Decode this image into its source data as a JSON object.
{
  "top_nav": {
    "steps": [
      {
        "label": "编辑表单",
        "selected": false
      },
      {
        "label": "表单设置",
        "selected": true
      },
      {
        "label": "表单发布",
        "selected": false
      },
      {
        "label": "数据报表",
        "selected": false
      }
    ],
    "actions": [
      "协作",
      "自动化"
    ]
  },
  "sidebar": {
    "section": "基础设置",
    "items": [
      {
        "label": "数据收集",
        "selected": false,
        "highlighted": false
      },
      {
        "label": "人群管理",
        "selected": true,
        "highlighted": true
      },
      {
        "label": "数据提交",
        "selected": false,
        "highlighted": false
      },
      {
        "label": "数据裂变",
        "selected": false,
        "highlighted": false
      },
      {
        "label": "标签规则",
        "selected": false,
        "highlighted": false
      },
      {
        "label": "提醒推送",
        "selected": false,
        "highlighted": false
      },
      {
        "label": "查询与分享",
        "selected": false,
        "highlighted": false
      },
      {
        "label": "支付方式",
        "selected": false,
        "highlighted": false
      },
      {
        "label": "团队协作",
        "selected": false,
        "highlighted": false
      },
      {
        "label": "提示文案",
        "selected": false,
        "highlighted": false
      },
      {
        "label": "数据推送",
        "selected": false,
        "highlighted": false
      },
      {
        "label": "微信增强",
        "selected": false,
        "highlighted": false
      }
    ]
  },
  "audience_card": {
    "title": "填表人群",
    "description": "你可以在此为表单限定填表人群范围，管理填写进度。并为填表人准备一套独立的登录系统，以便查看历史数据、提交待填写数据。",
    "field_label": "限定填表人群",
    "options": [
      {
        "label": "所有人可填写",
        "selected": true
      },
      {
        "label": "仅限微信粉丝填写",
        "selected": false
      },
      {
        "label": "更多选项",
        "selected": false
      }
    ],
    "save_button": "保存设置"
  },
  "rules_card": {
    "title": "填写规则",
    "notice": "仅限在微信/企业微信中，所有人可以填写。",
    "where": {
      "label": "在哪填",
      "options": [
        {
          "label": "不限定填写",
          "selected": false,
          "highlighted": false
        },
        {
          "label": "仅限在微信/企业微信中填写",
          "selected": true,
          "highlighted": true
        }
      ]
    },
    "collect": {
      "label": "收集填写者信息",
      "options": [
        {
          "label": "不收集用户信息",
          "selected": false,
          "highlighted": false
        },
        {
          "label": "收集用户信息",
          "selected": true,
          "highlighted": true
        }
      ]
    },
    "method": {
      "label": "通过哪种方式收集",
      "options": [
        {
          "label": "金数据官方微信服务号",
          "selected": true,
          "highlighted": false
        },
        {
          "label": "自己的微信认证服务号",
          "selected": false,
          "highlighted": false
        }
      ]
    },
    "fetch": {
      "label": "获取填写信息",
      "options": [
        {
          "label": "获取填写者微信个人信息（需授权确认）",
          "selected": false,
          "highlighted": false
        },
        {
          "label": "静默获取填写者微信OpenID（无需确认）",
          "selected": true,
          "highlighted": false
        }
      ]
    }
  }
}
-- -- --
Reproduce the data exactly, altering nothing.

Decode this image into its source data as a JSON object.
{
  "top_nav": {
    "steps": [
      {
        "label": "编辑表单",
        "selected": false
      },
      {
        "label": "表单设置",
        "selected": true
      },
      {
        "label": "表单发布",
        "selected": false
      },
      {
        "label": "数据报表",
        "selected": false
      }
    ],
    "actions": [
      "协作",
      "自动化"
    ]
  },
  "sidebar": {
    "section": "基础设置",
    "items": [
      {
        "label": "数据收集",
        "selected": false,
        "highlighted": false
      },
      {
        "label": "人群管理",
        "selected": true,
        "highlighted": true
      },
      {
        "label": "数据提交",
        "selected": false,
        "highlighted": false
      },
      {
        "label": "数据裂变",
        "selected": false,
        "highlighted": false
      },
      {
        "label": "标签规则",
        "selected": false,
        "highlighted": false
      },
      {
        "label": "提醒推送",
        "selected": false,
        "highlighted": false
      },
      {
        "label": "查询与分享",
        "selected": false,
        "highlighted": false
      },
      {
        "label": "支付方式",
        "selected": false,
        "highlighted": false
      },
      {
        "label": "团队协作",
        "selected": false,
        "highlighted": false
      },
      {
        "label": "提示文案",
        "selected": false,
        "highlighted": false
      },
      {
        "label": "数据推送",
        "selected": false,
        "highlighted": false
      },
      {
        "label": "微信增强",
        "selected": false,
        "highlighted": false
      }
    ]
  },
  "audience_card": {
    "title": "填表人群",
    "description": "你可以在此为表单限定填表人群范围，管理填写进度。并为填表人准备一套独立的登录系统，以便查看历史数据、提交待填写数据。",
    "field_label": "限定填表人群",
    "options": [
      {
        "label": "所有人可填写",
        "selected": true
      },
      {
        "label": "仅限微信粉丝填写",
        "selected": false
      },
      {
        "label": "更多选项",
        "selected": false
      }
    ],
    "save_button": "保存设置"
  },
  "rules_card": {
    "title": "填写规则",
    "notice": "仅限在微信/企业微信中，所有人可以填写。",
    "where": {
      "label": "在哪填",
      "options": [
        {
          "label": "不限定填写",
          "selected": false,
          "highlighted": false
        },
        {
          "label": "仅限在微信/企业微信中填写",
          "selected": true,
          "highlighted": true
        }
      ]
    },
    "collect": {
      "label": "收集填写者信息",
      "options": [
        {
          "label": "不收集用户信息",
          "selected": false,
          "highlighted": false
        },
        {
          "label": "收集用户信息",
          "selected": true,
          "highlighted": true
        }
      ]
    },
    "method": {
      "label": "通过哪种方式收集",
      "options": [
        {
          "label": "金数据官方微信服务号",
          "selected": true,
          "highlighted": false
        },
        {
          "label": "自己的微信认证服务号",
          "selected": false,
          "highlighted": false
        }
      ]
    },
    "fetch": {
      "label": "获取填写信息",
      "options": [
        {
          "label": "获取填写者微信个人信息（需授权确认）",
          "selected": false,
          "highlighted": false
        },
        {
          "label": "静默获取填写者微信OpenID（无需确认）",
          "selected": true,
          "highlighted": false
        }
      ]
    }
  }
}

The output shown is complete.